EXERCISE OBJECTIVE: Return all of the records below verbatim.

INPUT RECORDS:
- - -

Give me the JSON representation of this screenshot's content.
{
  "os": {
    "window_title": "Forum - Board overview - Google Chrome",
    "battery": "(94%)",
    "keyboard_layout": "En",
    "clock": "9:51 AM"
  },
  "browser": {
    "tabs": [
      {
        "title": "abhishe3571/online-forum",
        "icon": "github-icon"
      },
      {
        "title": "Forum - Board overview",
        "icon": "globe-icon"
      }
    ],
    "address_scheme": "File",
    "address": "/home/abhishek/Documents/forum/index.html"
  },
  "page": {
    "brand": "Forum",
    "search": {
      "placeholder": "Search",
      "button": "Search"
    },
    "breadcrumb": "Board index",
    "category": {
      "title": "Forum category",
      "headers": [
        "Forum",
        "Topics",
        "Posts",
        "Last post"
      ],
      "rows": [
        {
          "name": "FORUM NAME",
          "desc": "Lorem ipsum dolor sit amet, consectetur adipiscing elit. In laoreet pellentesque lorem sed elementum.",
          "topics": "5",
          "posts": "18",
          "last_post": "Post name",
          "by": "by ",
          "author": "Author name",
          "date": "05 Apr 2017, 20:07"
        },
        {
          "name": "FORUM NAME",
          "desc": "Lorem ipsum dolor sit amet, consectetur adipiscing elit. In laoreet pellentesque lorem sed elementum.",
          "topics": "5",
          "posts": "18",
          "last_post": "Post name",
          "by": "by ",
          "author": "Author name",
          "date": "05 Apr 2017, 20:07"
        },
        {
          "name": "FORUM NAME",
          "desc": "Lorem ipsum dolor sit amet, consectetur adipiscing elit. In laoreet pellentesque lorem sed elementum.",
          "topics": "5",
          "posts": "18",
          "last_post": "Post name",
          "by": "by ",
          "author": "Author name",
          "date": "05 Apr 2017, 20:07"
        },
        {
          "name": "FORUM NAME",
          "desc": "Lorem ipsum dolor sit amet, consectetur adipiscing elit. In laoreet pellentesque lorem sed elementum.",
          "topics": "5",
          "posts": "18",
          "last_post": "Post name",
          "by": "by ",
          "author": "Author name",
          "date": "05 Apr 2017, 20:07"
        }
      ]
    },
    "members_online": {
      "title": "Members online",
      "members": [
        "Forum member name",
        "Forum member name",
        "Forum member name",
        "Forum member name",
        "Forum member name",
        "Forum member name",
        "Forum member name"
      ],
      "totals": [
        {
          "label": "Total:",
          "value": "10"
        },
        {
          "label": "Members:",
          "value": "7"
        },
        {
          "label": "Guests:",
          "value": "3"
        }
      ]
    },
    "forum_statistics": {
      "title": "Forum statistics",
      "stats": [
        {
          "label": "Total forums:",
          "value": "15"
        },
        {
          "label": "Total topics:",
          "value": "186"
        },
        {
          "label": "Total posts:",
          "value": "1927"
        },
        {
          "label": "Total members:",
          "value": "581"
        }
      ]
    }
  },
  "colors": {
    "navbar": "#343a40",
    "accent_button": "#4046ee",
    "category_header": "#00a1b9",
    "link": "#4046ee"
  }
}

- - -

COMPLETED EXERCISE:
Give me the JSON representation of this screenshot's content.
{
  "os": {
    "window_title": "Forum - Board overview - Google Chrome",
    "battery": "(94%)",
    "keyboard_layout": "En",
    "clock": "9:51 AM"
  },
  "browser": {
    "tabs": [
      {
        "title": "abhishe3571/online-forum",
        "icon": "github-icon"
      },
      {
        "title": "Forum - Board overview",
        "icon": "globe-icon"
      }
    ],
    "address_scheme": "File",
    "address": "/home/abhishek/Documents/forum/index.html"
  },
  "page": {
    "brand": "Forum",
    "search": {
      "placeholder": "Search",
      "button": "Search"
    },
    "breadcrumb": "Board index",
    "category": {
      "title": "Forum category",
      "headers": [
        "Forum",
        "Topics",
        "Posts",
        "Last post"
      ],
      "rows": [
        {
          "name": "FORUM NAME",
          "desc": "Lorem ipsum dolor sit amet, consectetur adipiscing elit. In laoreet pellentesque lorem sed elementum.",
          "topics": "5",
          "posts": "18",
          "last_post": "Post name",
          "by": "by ",
          "author": "Author name",
          "date": "05 Apr 2017, 20:07"
        },
        {
          "name": "FORUM NAME",
          "desc": "Lorem ipsum dolor sit amet, consectetur adipiscing elit. In laoreet pellentesque lorem sed elementum.",
          "topics": "5",
          "posts": "18",
          "last_post": "Post name",
          "by": "by ",
          "author": "Author name",
          "date": "05 Apr 2017, 20:07"
        },
        {
          "name": "FORUM NAME",
          "desc": "Lorem ipsum dolor sit amet, consectetur adipiscing elit. In laoreet pellentesque lorem sed elementum.",
          "topics": "5",
          "posts": "18",
          "last_post": "Post name",
          "by": "by ",
          "author": "Author name",
          "date": "05 Apr 2017, 20:07"
        },
        {
          "name": "FORUM NAME",
          "desc": "Lorem ipsum dolor sit amet, consectetur adipiscing elit. In laoreet pellentesque lorem sed elementum.",
          "topics": "5",
          "posts": "18",
          "last_post": "Post name",
          "by": "by ",
          "author": "Author name",
          "date": "05 Apr 2017, 20:07"
        }
      ]
    },
    "members_online": {
      "title": "Members online",
      "members": [
        "Forum member name",
        "Forum member name",
        "Forum member name",
        "Forum member name",
        "Forum member name",
        "Forum member name",
        "Forum member name"
      ],
      "totals": [
        {
          "label": "Total:",
          "value": "10"
        },
        {
          "label": "Members:",
          "value": "7"
        },
        {
          "label": "Guests:",
          "value": "3"
        }
      ]
    },
    "forum_statistics": {
      "title": "Forum statistics",
      "stats": [
        {
          "label": "Total forums:",
          "value": "15"
        },
        {
          "label": "Total topics:",
          "value": "186"
        },
        {
          "label": "Total posts:",
          "value": "1927"
        },
        {
          "label": "Total members:",
          "value": "581"
        }
      ]
    }
  },
  "colors": {
    "navbar": "#343a40",
    "accent_button": "#4046ee",
    "category_header": "#00a1b9",
    "link": "#4046ee"
  }
}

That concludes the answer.